Just remember that you’ll need to provide recipients of encrypted emails with the key. But never do so in the same email. Rather convey it over the phone or by some other method. By the same token, never store the key for at-rest encryption in the same place as your backups.
Spam filters weed out many of the spam and phishing emails your business receives. The fewer clogging inboxes, the smaller the chance that someone is lured into opening them and infecting your system with viruses and malware or revealing confidential information. Train your employees to delete them immediately.
Web browser filters prevent your employees from visiting a predefined list of websites, such as pornography and social media. Explain that this is not about censorship but rather preventing them from inadvertently downloading malware while browsing these high-risk sites.
Update software without delay
Operating system and software updates often include improved security features. If you put off installing them, you leave yourself open to cyberattacks by hackers who exploit the vulnerability. For this reason, enable automatic updates and never disregard prompts to download new versions of your software.
Bear in mind that software vendors stop providing security updates on products they no longer support. For instance, Microsoft will end support for Windows 8.1 in January 2023. This is why it’s important to upgrade.
Guarding one of your business’ greatest assets – customer data
Keeping your customers’ information under lock and key is not just essential because many countries have legislation to impose fines on those who are careless. Your reputation is also on the line.
The Payment Card Industry Security Standards Council offers a data security evaluation tool to help you assess how safe your payment processes are.
Out with the old, in with the new? Not so fast.
Just as you shred sensitive, old documents to ensure they don’t fall into the wrong hands, you need to do the same with your digital information. That means wiping all data from hard drives and portable media before donating, recycling or destroying them.
As already mentioned, you need to update and upgrade the software. But don’t leave old or unused applications on your business network, as they can act as a backdoor for hackers.
The same policy should apply to people.

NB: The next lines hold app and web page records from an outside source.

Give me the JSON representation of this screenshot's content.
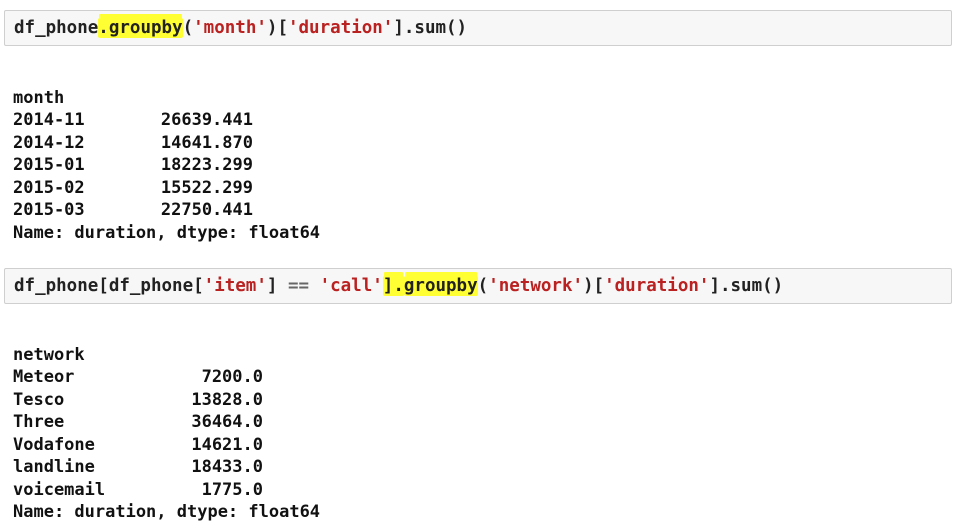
{
  "cell1": {
    "code": {
      "t0": "df_phone",
      "t1": ".groupby",
      "t2": "(",
      "t3": "'month'",
      "t4": ")[",
      "t5": "'duration'",
      "t6": "].sum()"
    },
    "output": {
      "index_name": "month",
      "rows": [
        {
          "key": "2014-11",
          "value": "26639.441"
        },
        {
          "key": "2014-12",
          "value": "14641.870"
        },
        {
          "key": "2015-01",
          "value": "18223.299"
        },
        {
          "key": "2015-02",
          "value": "15522.299"
        },
        {
          "key": "2015-03",
          "value": "22750.441"
        }
      ],
      "footer": "Name: duration, dtype: float64"
    }
  },
  "cell2": {
    "code": {
      "t0": "df_phone[df_phone[",
      "t1": "'item'",
      "t2": "] ",
      "t3": "==",
      "t4": " ",
      "t5": "'call'",
      "t6": "].",
      "t7": "groupby",
      "t8": "(",
      "t9": "'network'",
      "t10": ")[",
      "t11": "'duration'",
      "t12": "].sum()"
    },
    "output": {
      "index_name": "network",
      "rows": [
        {
          "key": "Meteor",
          "value": "7200.0"
        },
        {
          "key": "Tesco",
          "value": "13828.0"
        },
        {
          "key": "Three",
          "value": "36464.0"
        },
        {
          "key": "Vodafone",
          "value": "14621.0"
        },
        {
          "key": "landline",
          "value": "18433.0"
        },
        {
          "key": "voicemail",
          "value": "1775.0"
        }
      ],
      "footer": "Name: duration, dtype: float64"
    }
  },
  "colors": {
    "highlight": "#ffff33",
    "string": "#ba2121",
    "cell_background": "#f7f7f7",
    "cell_border": "#cfcfcf"
  }
}
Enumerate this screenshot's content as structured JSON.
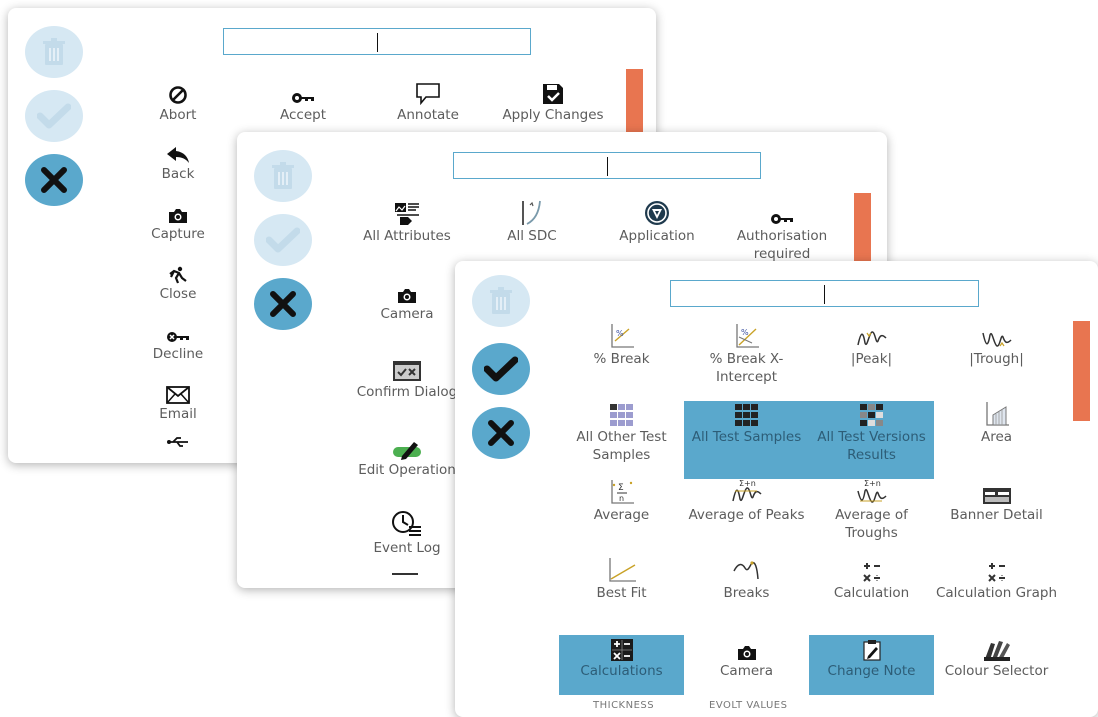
{
  "panel1": {
    "search": {
      "value": ""
    },
    "items": [
      {
        "label": "Abort",
        "icon": "abort-icon"
      },
      {
        "label": "Accept",
        "icon": "key-icon"
      },
      {
        "label": "Annotate",
        "icon": "annotate-icon"
      },
      {
        "label": "Apply Changes",
        "icon": "apply-changes-icon"
      },
      {
        "label": "Back",
        "icon": "back-arrow-icon"
      },
      {
        "label": "Capture",
        "icon": "camera-icon"
      },
      {
        "label": "Close",
        "icon": "close-run-icon"
      },
      {
        "label": "Decline",
        "icon": "decline-key-icon"
      },
      {
        "label": "Email",
        "icon": "email-icon"
      }
    ]
  },
  "panel2": {
    "search": {
      "value": ""
    },
    "items": [
      {
        "label": "All Attributes",
        "icon": "attributes-icon"
      },
      {
        "label": "All SDC",
        "icon": "sdc-icon"
      },
      {
        "label": "Application",
        "icon": "application-icon"
      },
      {
        "label": "Authorisation required",
        "icon": "key-icon"
      },
      {
        "label": "Camera",
        "icon": "camera-icon"
      },
      {
        "label": "Confirm Dialog",
        "icon": "confirm-dialog-icon"
      },
      {
        "label": "Edit Operation",
        "icon": "edit-operation-icon"
      },
      {
        "label": "Event Log",
        "icon": "event-log-icon"
      }
    ]
  },
  "panel3": {
    "search": {
      "value": ""
    },
    "items": [
      {
        "label": "% Break",
        "icon": "percent-break-icon"
      },
      {
        "label": "% Break X-Intercept",
        "icon": "percent-break-x-intercept-icon"
      },
      {
        "label": "|Peak|",
        "icon": "peak-icon"
      },
      {
        "label": "|Trough|",
        "icon": "trough-icon"
      },
      {
        "label": "All Other Test Samples",
        "icon": "grid-light-icon"
      },
      {
        "label": "All Test Samples",
        "icon": "grid-dark-icon",
        "selected": true
      },
      {
        "label": "All Test Versions Results",
        "icon": "grid-mixed-icon",
        "selected": true
      },
      {
        "label": "Area",
        "icon": "area-icon"
      },
      {
        "label": "Average",
        "icon": "average-icon"
      },
      {
        "label": "Average of Peaks",
        "icon": "average-peaks-icon"
      },
      {
        "label": "Average of Troughs",
        "icon": "average-troughs-icon"
      },
      {
        "label": "Banner Detail",
        "icon": "banner-detail-icon"
      },
      {
        "label": "Best Fit",
        "icon": "best-fit-icon"
      },
      {
        "label": "Breaks",
        "icon": "breaks-icon"
      },
      {
        "label": "Calculation",
        "icon": "calculation-icon"
      },
      {
        "label": "Calculation Graph",
        "icon": "calculation-graph-icon"
      },
      {
        "label": "Calculations",
        "icon": "calculations-icon",
        "selected": true
      },
      {
        "label": "Camera",
        "icon": "camera-icon"
      },
      {
        "label": "Change Note",
        "icon": "change-note-icon",
        "selected": true
      },
      {
        "label": "Colour Selector",
        "icon": "colour-selector-icon"
      }
    ],
    "partial_labels": [
      "THICKNESS",
      "EVOLT VALUES"
    ]
  },
  "colors": {
    "accent": "#5aa8cc",
    "accent_light": "#d6e8f3",
    "scrollbar": "#e87550",
    "selected_text": "#2d5d77"
  }
}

Whenever anyone leaves the company or changes their role, delete their old accounts and passwords as diligently as you collect ID badges and office keys.
Expect the best, prepare for the worst with an incident response plan
No cybersecurity system is impregnable. It pays to take every precautionary measure, and your incident response plan shouldn’t be the least of them. When you face cyberattacks or data breaches, time is of the essence. With a good incident response plan, everyone will know their roles and have rehearsed what to do.
Our article about what to do when you discover your business is a victim of cybercrime will help you ensure you cover all your bases in designing your plan. You can also customise one with the help of the U.S. Federal Communications Commission’s cyber planner for small-business owners.
Take (out) cover – get cyber insurance
Cyber insurance will cushion you against business losses due to cyberattacks and can also provide for the costs of legal counsel, investigators and PR teams. Look out for a program that will send those professionals to assist you in managing the response and recovery process.
The right policy will even cover claims by groups or individuals who have suffered losses because of your business’ action or inaction.
Don’t go it on your own
Cybersecurity has to evolve continually to stay one step ahead of hackers. It’s not a one-time DIY fix. That’s why you need a partner to help you tailor solutions to your company’s needs and ensure they keep pace with increasingly sophisticated cyberattacks and your business’ growth.
Browse Digimune’s services to learn more about how we can help you repel cybercrime.